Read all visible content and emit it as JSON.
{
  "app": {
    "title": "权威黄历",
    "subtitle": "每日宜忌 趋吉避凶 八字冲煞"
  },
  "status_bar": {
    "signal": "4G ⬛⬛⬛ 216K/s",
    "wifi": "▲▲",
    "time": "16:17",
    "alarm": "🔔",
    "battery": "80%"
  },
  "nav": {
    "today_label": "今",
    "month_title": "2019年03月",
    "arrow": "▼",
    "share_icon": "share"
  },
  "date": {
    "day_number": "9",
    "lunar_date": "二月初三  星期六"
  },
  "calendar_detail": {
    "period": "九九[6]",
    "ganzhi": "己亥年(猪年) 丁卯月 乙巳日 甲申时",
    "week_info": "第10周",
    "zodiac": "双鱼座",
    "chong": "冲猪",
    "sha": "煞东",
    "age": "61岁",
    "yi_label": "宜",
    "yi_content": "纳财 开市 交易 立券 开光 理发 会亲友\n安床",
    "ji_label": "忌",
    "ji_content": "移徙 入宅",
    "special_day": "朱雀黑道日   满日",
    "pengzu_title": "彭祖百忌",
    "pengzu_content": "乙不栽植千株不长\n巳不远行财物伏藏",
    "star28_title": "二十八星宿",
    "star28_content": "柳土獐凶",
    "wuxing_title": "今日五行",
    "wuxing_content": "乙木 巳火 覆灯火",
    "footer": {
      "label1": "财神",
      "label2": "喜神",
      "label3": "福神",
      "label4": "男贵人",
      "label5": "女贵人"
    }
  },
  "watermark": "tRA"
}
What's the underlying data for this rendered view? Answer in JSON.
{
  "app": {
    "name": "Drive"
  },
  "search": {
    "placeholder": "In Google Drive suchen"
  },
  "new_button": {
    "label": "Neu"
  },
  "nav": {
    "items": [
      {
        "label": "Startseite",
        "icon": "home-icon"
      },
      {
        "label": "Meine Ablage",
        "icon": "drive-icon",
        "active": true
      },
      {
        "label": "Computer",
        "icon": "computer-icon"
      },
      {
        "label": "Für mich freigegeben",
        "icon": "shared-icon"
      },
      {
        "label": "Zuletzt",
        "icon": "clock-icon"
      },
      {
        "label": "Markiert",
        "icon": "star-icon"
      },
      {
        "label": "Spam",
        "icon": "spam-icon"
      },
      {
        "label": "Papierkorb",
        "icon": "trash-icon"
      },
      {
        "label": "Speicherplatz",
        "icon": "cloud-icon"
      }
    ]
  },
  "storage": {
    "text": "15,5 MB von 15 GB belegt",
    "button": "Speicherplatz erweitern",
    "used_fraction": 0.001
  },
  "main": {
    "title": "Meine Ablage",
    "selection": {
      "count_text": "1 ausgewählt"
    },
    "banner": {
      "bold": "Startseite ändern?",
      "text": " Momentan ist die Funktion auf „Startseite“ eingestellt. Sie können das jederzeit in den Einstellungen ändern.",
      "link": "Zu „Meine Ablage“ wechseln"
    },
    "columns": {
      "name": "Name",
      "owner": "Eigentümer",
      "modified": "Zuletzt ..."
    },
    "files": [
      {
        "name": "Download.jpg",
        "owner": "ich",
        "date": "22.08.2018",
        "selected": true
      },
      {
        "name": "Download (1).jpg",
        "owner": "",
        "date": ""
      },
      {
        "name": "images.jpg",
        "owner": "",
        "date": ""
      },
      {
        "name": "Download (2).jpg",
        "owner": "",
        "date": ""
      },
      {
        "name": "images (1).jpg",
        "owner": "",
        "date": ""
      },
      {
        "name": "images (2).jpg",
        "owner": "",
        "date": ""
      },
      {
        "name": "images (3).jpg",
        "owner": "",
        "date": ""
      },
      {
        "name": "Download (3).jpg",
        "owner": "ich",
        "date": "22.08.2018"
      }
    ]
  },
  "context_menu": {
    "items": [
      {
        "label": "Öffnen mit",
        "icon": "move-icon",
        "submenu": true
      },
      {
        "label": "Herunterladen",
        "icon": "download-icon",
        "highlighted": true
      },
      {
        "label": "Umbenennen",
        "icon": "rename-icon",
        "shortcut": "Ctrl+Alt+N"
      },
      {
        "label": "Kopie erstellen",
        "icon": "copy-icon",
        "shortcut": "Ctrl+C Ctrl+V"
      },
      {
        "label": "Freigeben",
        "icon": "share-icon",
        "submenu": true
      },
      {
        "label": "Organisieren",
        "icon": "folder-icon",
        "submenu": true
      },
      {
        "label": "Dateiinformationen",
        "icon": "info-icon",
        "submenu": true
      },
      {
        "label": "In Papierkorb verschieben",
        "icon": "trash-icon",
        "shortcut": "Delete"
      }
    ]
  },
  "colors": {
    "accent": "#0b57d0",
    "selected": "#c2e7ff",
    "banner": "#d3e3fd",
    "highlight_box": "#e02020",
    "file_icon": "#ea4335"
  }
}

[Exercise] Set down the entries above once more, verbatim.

[Solution below]
Read all visible content and emit it as JSON.
{
  "app": {
    "title": "权威黄历",
    "subtitle": "每日宜忌 趋吉避凶 八字冲煞"
  },
  "status_bar": {
    "signal": "4G ⬛⬛⬛ 216K/s",
    "wifi": "▲▲",
    "time": "16:17",
    "alarm": "🔔",
    "battery": "80%"
  },
  "nav": {
    "today_label": "今",
    "month_title": "2019年03月",
    "arrow": "▼",
    "share_icon": "share"
  },
  "date": {
    "day_number": "9",
    "lunar_date": "二月初三  星期六"
  },
  "calendar_detail": {
    "period": "九九[6]",
    "ganzhi": "己亥年(猪年) 丁卯月 乙巳日 甲申时",
    "week_info": "第10周",
    "zodiac": "双鱼座",
    "chong": "冲猪",
    "sha": "煞东",
    "age": "61岁",
    "yi_label": "宜",
    "yi_content": "纳财 开市 交易 立券 开光 理发 会亲友\n安床",
    "ji_label": "忌",
    "ji_content": "移徙 入宅",
    "special_day": "朱雀黑道日   满日",
    "pengzu_title": "彭祖百忌",
    "pengzu_content": "乙不栽植千株不长\n巳不远行财物伏藏",
    "star28_title": "二十八星宿",
    "star28_content": "柳土獐凶",
    "wuxing_title": "今日五行",
    "wuxing_content": "乙木 巳火 覆灯火",
    "footer": {
      "label1": "财神",
      "label2": "喜神",
      "label3": "福神",
      "label4": "男贵人",
      "label5": "女贵人"
    }
  },
  "watermark": "tRA"
}
What's the underlying data for this rendered view? Answer in JSON.
{
  "app": {
    "name": "Drive"
  },
  "search": {
    "placeholder": "In Google Drive suchen"
  },
  "new_button": {
    "label": "Neu"
  },
  "nav": {
    "items": [
      {
        "label": "Startseite",
        "icon": "home-icon"
      },
      {
        "label": "Meine Ablage",
        "icon": "drive-icon",
        "active": true
      },
      {
        "label": "Computer",
        "icon": "computer-icon"
      },
      {
        "label": "Für mich freigegeben",
        "icon": "shared-icon"
      },
      {
        "label": "Zuletzt",
        "icon": "clock-icon"
      },
      {
        "label": "Markiert",
        "icon": "star-icon"
      },
      {
        "label": "Spam",
        "icon": "spam-icon"
      },
      {
        "label": "Papierkorb",
        "icon": "trash-icon"
      },
      {
        "label": "Speicherplatz",
        "icon": "cloud-icon"
      }
    ]
  },
  "storage": {
    "text": "15,5 MB von 15 GB belegt",
    "button": "Speicherplatz erweitern",
    "used_fraction": 0.001
  },
  "main": {
    "title": "Meine Ablage",
    "selection": {
      "count_text": "1 ausgewählt"
    },
    "banner": {
      "bold": "Startseite ändern?",
      "text": " Momentan ist die Funktion auf „Startseite“ eingestellt. Sie können das jederzeit in den Einstellungen ändern.",
      "link": "Zu „Meine Ablage“ wechseln"
    },
    "columns": {
      "name": "Name",
      "owner": "Eigentümer",
      "modified": "Zuletzt ..."
    },
    "files": [
      {
        "name": "Download.jpg",
        "owner": "ich",
        "date": "22.08.2018",
        "selected": true
      },
      {
        "name": "Download (1).jpg",
        "owner": "",
        "date": ""
      },
      {
        "name": "images.jpg",
        "owner": "",
        "date": ""
      },
      {
        "name": "Download (2).jpg",
        "owner": "",
        "date": ""
      },
      {
        "name": "images (1).jpg",
        "owner": "",
        "date": ""
      },
      {
        "name": "images (2).jpg",
        "owner": "",
        "date": ""
      },
      {
        "name": "images (3).jpg",
        "owner": "",
        "date": ""
      },
      {
        "name": "Download (3).jpg",
        "owner": "ich",
        "date": "22.08.2018"
      }
    ]
  },
  "context_menu": {
    "items": [
      {
        "label": "Öffnen mit",
        "icon": "move-icon",
        "submenu": true
      },
      {
        "label": "Herunterladen",
        "icon": "download-icon",
        "highlighted": true
      },
      {
        "label": "Umbenennen",
        "icon": "rename-icon",
        "shortcut": "Ctrl+Alt+N"
      },
      {
        "label": "Kopie erstellen",
        "icon": "copy-icon",
        "shortcut": "Ctrl+C Ctrl+V"
      },
      {
        "label": "Freigeben",
        "icon": "share-icon",
        "submenu": true
      },
      {
        "label": "Organisieren",
        "icon": "folder-icon",
        "submenu": true
      },
      {
        "label": "Dateiinformationen",
        "icon": "info-icon",
        "submenu": true
      },
      {
        "label": "In Papierkorb verschieben",
        "icon": "trash-icon",
        "shortcut": "Delete"
      }
    ]
  },
  "colors": {
    "accent": "#0b57d0",
    "selected": "#c2e7ff",
    "banner": "#d3e3fd",
    "highlight_box": "#e02020",
    "file_icon": "#ea4335"
  }
}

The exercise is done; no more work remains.